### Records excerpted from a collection

%%

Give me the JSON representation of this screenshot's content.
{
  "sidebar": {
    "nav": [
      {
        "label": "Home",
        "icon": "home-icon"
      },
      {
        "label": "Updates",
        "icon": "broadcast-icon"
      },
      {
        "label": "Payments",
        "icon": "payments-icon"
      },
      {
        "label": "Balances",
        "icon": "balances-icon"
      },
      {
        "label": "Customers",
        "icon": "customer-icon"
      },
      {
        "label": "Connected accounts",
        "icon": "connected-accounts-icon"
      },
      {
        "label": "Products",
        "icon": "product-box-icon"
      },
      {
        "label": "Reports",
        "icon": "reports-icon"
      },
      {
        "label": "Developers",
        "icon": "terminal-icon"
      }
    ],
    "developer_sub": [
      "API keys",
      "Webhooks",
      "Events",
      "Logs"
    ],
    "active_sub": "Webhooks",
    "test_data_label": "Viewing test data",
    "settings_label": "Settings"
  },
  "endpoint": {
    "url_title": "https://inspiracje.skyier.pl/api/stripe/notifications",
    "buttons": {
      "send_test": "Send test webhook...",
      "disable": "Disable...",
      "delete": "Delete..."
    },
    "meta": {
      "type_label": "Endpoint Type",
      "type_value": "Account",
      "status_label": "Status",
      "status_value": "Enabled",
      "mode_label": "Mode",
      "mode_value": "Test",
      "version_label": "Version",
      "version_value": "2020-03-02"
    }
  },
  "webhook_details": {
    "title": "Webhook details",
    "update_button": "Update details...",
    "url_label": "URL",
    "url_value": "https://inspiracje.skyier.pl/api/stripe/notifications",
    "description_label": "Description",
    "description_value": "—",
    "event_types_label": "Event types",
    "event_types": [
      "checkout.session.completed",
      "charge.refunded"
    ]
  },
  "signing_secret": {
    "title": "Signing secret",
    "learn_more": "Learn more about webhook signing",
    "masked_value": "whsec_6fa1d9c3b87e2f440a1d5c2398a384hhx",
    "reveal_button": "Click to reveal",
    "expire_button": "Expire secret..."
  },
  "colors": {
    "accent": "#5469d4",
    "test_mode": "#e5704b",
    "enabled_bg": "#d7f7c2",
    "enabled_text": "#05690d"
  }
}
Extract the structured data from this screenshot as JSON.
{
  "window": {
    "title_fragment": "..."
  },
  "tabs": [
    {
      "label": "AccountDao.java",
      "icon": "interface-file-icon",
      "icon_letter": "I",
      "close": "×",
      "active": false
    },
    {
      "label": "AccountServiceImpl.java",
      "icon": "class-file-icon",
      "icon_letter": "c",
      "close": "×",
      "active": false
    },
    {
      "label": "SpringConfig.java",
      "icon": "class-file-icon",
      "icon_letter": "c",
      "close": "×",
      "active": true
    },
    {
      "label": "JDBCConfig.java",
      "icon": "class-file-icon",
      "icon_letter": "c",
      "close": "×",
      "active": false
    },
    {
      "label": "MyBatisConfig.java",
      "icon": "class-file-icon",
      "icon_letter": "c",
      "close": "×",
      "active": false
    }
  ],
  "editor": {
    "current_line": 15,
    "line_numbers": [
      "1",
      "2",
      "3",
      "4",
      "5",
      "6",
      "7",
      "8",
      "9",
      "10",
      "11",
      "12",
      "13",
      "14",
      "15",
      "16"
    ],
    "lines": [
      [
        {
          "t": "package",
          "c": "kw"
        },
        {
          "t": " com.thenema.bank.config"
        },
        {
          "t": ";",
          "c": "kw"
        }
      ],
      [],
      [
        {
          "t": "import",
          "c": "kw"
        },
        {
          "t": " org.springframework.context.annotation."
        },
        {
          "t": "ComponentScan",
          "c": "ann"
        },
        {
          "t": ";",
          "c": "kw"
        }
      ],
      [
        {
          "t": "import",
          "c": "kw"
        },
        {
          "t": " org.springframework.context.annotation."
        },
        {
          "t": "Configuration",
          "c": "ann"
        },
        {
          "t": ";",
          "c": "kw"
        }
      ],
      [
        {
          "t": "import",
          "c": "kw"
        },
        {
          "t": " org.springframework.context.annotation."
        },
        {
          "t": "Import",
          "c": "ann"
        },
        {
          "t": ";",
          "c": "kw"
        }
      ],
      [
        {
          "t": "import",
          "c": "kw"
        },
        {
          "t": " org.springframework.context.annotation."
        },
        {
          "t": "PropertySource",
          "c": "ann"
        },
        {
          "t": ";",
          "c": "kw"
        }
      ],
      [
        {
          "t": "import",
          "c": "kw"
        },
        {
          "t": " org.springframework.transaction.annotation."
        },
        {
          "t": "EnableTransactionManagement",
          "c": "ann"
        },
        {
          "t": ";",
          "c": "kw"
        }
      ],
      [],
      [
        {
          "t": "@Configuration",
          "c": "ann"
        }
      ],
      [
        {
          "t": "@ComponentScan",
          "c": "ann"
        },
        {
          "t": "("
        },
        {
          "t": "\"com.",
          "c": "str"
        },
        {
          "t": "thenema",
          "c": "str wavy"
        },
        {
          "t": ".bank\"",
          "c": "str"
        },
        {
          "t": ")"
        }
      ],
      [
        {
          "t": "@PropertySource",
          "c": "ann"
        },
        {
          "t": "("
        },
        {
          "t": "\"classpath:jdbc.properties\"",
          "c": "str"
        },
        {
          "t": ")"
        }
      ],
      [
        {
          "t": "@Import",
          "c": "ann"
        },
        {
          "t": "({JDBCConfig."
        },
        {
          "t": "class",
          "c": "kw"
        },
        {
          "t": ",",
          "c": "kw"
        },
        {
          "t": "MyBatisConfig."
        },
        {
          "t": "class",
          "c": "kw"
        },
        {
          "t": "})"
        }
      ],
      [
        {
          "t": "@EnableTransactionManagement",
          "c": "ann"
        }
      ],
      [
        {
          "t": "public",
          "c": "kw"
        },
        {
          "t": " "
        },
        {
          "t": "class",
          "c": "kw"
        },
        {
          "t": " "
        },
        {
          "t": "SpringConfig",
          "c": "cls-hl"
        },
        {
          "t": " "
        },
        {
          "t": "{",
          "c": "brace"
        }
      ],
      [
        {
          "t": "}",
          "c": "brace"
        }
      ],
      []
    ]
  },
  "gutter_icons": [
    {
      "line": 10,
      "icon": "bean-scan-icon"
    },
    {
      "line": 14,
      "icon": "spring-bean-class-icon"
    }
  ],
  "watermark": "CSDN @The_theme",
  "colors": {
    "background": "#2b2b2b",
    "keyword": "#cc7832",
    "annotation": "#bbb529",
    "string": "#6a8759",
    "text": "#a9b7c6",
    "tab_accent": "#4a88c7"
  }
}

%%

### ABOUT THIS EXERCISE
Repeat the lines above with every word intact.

### COMPLETED EXERCISE
Give me the JSON representation of this screenshot's content.
{
  "sidebar": {
    "nav": [
      {
        "label": "Home",
        "icon": "home-icon"
      },
      {
        "label": "Updates",
        "icon": "broadcast-icon"
      },
      {
        "label": "Payments",
        "icon": "payments-icon"
      },
      {
        "label": "Balances",
        "icon": "balances-icon"
      },
      {
        "label": "Customers",
        "icon": "customer-icon"
      },
      {
        "label": "Connected accounts",
        "icon": "connected-accounts-icon"
      },
      {
        "label": "Products",
        "icon": "product-box-icon"
      },
      {
        "label": "Reports",
        "icon": "reports-icon"
      },
      {
        "label": "Developers",
        "icon": "terminal-icon"
      }
    ],
    "developer_sub": [
      "API keys",
      "Webhooks",
      "Events",
      "Logs"
    ],
    "active_sub": "Webhooks",
    "test_data_label": "Viewing test data",
    "settings_label": "Settings"
  },
  "endpoint": {
    "url_title": "https://inspiracje.skyier.pl/api/stripe/notifications",
    "buttons": {
      "send_test": "Send test webhook...",
      "disable": "Disable...",
      "delete": "Delete..."
    },
    "meta": {
      "type_label": "Endpoint Type",
      "type_value": "Account",
      "status_label": "Status",
      "status_value": "Enabled",
      "mode_label": "Mode",
      "mode_value": "Test",
      "version_label": "Version",
      "version_value": "2020-03-02"
    }
  },
  "webhook_details": {
    "title": "Webhook details",
    "update_button": "Update details...",
    "url_label": "URL",
    "url_value": "https://inspiracje.skyier.pl/api/stripe/notifications",
    "description_label": "Description",
    "description_value": "—",
    "event_types_label": "Event types",
    "event_types": [
      "checkout.session.completed",
      "charge.refunded"
    ]
  },
  "signing_secret": {
    "title": "Signing secret",
    "learn_more": "Learn more about webhook signing",
    "masked_value": "whsec_6fa1d9c3b87e2f440a1d5c2398a384hhx",
    "reveal_button": "Click to reveal",
    "expire_button": "Expire secret..."
  },
  "colors": {
    "accent": "#5469d4",
    "test_mode": "#e5704b",
    "enabled_bg": "#d7f7c2",
    "enabled_text": "#05690d"
  }
}
Extract the structured data from this screenshot as JSON.
{
  "window": {
    "title_fragment": "..."
  },
  "tabs": [
    {
      "label": "AccountDao.java",
      "icon": "interface-file-icon",
      "icon_letter": "I",
      "close": "×",
      "active": false
    },
    {
      "label": "AccountServiceImpl.java",
      "icon": "class-file-icon",
      "icon_letter": "c",
      "close": "×",
      "active": false
    },
    {
      "label": "SpringConfig.java",
      "icon": "class-file-icon",
      "icon_letter": "c",
      "close": "×",
      "active": true
    },
    {
      "label": "JDBCConfig.java",
      "icon": "class-file-icon",
      "icon_letter": "c",
      "close": "×",
      "active": false
    },
    {
      "label": "MyBatisConfig.java",
      "icon": "class-file-icon",
      "icon_letter": "c",
      "close": "×",
      "active": false
    }
  ],
  "editor": {
    "current_line": 15,
    "line_numbers": [
      "1",
      "2",
      "3",
      "4",
      "5",
      "6",
      "7",
      "8",
      "9",
      "10",
      "11",
      "12",
      "13",
      "14",
      "15",
      "16"
    ],
    "lines": [
      [
        {
          "t": "package",
          "c": "kw"
        },
        {
          "t": " com.thenema.bank.config"
        },
        {
          "t": ";",
          "c": "kw"
        }
      ],
      [],
      [
        {
          "t": "import",
          "c": "kw"
        },
        {
          "t": " org.springframework.context.annotation."
        },
        {
          "t": "ComponentScan",
          "c": "ann"
        },
        {
          "t": ";",
          "c": "kw"
        }
      ],
      [
        {
          "t": "import",
          "c": "kw"
        },
        {
          "t": " org.springframework.context.annotation."
        },
        {
          "t": "Configuration",
          "c": "ann"
        },
        {
          "t": ";",
          "c": "kw"
        }
      ],
      [
        {
          "t": "import",
          "c": "kw"
        },
        {
          "t": " org.springframework.context.annotation."
        },
        {
          "t": "Import",
          "c": "ann"
        },
        {
          "t": ";",
          "c": "kw"
        }
      ],
      [
        {
          "t": "import",
          "c": "kw"
        },
        {
          "t": " org.springframework.context.annotation."
        },
        {
          "t": "PropertySource",
          "c": "ann"
        },
        {
          "t": ";",
          "c": "kw"
        }
      ],
      [
        {
          "t": "import",
          "c": "kw"
        },
        {
          "t": " org.springframework.transaction.annotation."
        },
        {
          "t": "EnableTransactionManagement",
          "c": "ann"
        },
        {
          "t": ";",
          "c": "kw"
        }
      ],
      [],
      [
        {
          "t": "@Configuration",
          "c": "ann"
        }
      ],
      [
        {
          "t": "@ComponentScan",
          "c": "ann"
        },
        {
          "t": "("
        },
        {
          "t": "\"com.",
          "c": "str"
        },
        {
          "t": "thenema",
          "c": "str wavy"
        },
        {
          "t": ".bank\"",
          "c": "str"
        },
        {
          "t": ")"
        }
      ],
      [
        {
          "t": "@PropertySource",
          "c": "ann"
        },
        {
          "t": "("
        },
        {
          "t": "\"classpath:jdbc.properties\"",
          "c": "str"
        },
        {
          "t": ")"
        }
      ],
      [
        {
          "t": "@Import",
          "c": "ann"
        },
        {
          "t": "({JDBCConfig."
        },
        {
          "t": "class",
          "c": "kw"
        },
        {
          "t": ",",
          "c": "kw"
        },
        {
          "t": "MyBatisConfig."
        },
        {
          "t": "class",
          "c": "kw"
        },
        {
          "t": "})"
        }
      ],
      [
        {
          "t": "@EnableTransactionManagement",
          "c": "ann"
        }
      ],
      [
        {
          "t": "public",
          "c": "kw"
        },
        {
          "t": " "
        },
        {
          "t": "class",
          "c": "kw"
        },
        {
          "t": " "
        },
        {
          "t": "SpringConfig",
          "c": "cls-hl"
        },
        {
          "t": " "
        },
        {
          "t": "{",
          "c": "brace"
        }
      ],
      [
        {
          "t": "}",
          "c": "brace"
        }
      ],
      []
    ]
  },
  "gutter_icons": [
    {
      "line": 10,
      "icon": "bean-scan-icon"
    },
    {
      "line": 14,
      "icon": "spring-bean-class-icon"
    }
  ],
  "watermark": "CSDN @The_theme",
  "colors": {
    "background": "#2b2b2b",
    "keyword": "#cc7832",
    "annotation": "#bbb529",
    "string": "#6a8759",
    "text": "#a9b7c6",
    "tab_accent": "#4a88c7"
  }
}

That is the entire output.